Clint Eastwood's movie based on the book earned six Academy Award nominations, making Lehane not only a wealthy man — Mystic River has sold nearly 850,000 copies, according to Nielsen BookScan — but something of a commodity. When George Pelecanos, a producer and writer of The Wire, was looking for another writer for the popular HBO show, he called Lehane.
"Dennis has a sense of story and dialogue that's like crack to Hollywood," Pelecanos said. "And the treatment of women in his books is unique. It's more enlightened than a lot of practitioners. Dennis obviously likes them — and not just in the sack."
Lehane's ambition might also set him apart. Live by Night and 2009's The Given Day — a book Russo casually calls "the best novel published that year" — have a historical sweep that his earlier work doesn't, while still dealing with the social issues that interest him, including race, poverty, and violence.
He goes beyond gumshoes in The Given Day, which is about the Boston police strike of 1919, and in Live by Night, a 1920s gangster/love story that Leonard DiCaprio and Affleck plan to make into a movie.
"I think Dennis is getting impatient with the artificial limits put on ‘crime fiction,'?" says writer Tom Perrotta, author of Little Children and The Leftovers.
"Dennis is in the first rank of hardboiled crime writers, but he seems to be moving into this other category, with people like E.L. Doctorow, of socially engaged historical fiction."
While the response to Lehane's recent work has been generally positive, there are skeptics.
"Lehane has picked up the big lumber and is swinging for the fences. But does he have the power to hit the long ball?" John Freeman wrote in The New York Times in 2008.
"The Given Day may not be the ecstatic ‘yes' its scope implies — it's too long, and peopled by too many cartoonish villains — but it does represent a huge leap forward for Lehane."
Asked about such critiques, Lehane says writers with a more literary bent haven't been quick to embrace him.
"Reading between the lines of all the reviews of The Given Day, it was, like, ‘We're not [expletive] giving him this.
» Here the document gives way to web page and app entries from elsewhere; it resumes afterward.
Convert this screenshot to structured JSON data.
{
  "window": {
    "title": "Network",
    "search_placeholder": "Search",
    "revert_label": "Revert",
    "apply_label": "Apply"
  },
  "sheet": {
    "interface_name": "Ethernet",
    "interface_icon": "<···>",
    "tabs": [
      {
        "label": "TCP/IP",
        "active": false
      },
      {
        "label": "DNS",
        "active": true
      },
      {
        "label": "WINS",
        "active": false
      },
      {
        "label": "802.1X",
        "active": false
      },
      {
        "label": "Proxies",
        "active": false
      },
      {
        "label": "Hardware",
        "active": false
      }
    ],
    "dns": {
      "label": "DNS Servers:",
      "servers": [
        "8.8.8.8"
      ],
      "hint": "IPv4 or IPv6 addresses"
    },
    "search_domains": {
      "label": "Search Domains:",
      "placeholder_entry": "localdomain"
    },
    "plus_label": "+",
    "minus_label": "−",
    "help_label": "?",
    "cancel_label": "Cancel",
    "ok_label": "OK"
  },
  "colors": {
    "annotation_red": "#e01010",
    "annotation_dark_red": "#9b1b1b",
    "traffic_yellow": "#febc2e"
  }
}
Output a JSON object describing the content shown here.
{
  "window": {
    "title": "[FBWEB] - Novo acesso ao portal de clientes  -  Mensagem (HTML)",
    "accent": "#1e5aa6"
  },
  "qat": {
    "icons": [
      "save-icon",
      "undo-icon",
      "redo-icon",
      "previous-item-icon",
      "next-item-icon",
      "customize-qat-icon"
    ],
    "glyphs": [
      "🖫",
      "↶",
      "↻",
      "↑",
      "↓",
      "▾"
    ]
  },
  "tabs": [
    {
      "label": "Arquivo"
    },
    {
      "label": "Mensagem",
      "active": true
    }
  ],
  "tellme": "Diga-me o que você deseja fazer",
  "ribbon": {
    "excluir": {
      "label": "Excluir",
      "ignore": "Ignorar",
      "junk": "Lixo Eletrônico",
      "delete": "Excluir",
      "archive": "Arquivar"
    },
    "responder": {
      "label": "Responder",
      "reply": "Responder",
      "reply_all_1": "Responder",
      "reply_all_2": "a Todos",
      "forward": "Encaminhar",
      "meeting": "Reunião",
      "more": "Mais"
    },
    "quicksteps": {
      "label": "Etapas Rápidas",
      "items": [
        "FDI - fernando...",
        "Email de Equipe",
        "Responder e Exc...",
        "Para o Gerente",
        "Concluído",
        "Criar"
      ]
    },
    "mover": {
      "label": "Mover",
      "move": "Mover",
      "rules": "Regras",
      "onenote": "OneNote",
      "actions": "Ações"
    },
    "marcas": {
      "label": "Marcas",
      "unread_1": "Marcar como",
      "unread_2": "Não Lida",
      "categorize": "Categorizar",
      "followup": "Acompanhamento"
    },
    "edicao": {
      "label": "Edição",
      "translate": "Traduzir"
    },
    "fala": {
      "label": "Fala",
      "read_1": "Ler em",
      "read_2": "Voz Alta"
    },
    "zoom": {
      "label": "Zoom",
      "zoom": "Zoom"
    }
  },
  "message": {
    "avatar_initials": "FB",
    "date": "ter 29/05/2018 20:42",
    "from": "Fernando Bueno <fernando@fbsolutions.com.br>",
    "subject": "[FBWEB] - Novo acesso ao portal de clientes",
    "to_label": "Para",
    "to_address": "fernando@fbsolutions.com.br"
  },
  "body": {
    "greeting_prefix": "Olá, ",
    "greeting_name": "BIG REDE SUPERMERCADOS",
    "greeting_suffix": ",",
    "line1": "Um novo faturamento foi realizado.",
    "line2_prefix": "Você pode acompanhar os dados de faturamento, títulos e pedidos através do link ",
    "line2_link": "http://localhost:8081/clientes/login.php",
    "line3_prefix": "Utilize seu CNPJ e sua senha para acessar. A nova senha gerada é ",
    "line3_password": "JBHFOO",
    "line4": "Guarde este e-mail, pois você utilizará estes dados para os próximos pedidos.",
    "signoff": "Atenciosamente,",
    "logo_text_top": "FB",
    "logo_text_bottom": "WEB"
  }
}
He's not getting into the club,'?" Lehane says. "But that's OK."
If success has changed him at all, Lehane says he's more "domesticated." He and his wife, Angie, an optometrist, have two young children and split their time between Brookline and a place in St. Petersburg. (Lehane's first marriage ended in divorce more than a decade ago.)
Though hardly a teetotaler, he drinks less than he used to, has quit smoking, and is exercising for the first time. He's made a few Hollywood friends — Sean Penn is one — but is more likely to be at home than out partying.
Lehane rents a small office in the South End, where he writes every day from 7 a.m. to noon. While he rarely suffers from "low battery," or writer's block, some days are better than others.
Dialogue and action tend to be easy, but furnishing an empty room and filling it with people can be a struggle. In Live by Night, Lehane says he wrestled with the description of the 1927 opening-night party of the Statler Hotel.
"I had to paint that [expletive] scene," he says. "That's hard for me because it just lays there. Those three pages took me weeks."
Other times, it's the story itself that sets him back.
"If you do this job right, there should be days that are really hard," Lehane says. "When I wrote the scene in Mystic River where I had to become somebody who's sexually attracted to a 12-year-old boy, holy God, that was horrible. I shut down for a week after that."
Next up is the sequel to Live by Night, and a screenplay based on one of his short stories.
Lehane's also working on a television series for FX, overseeing his own imprint for publisher HarperCollins, and serving as a trustee for the Boston Public Library, which he credits for kick-starting his life.
"As novelist Harry Crews used to tell his writing students: If you can stop, stop," Lehane says. "I can't stop."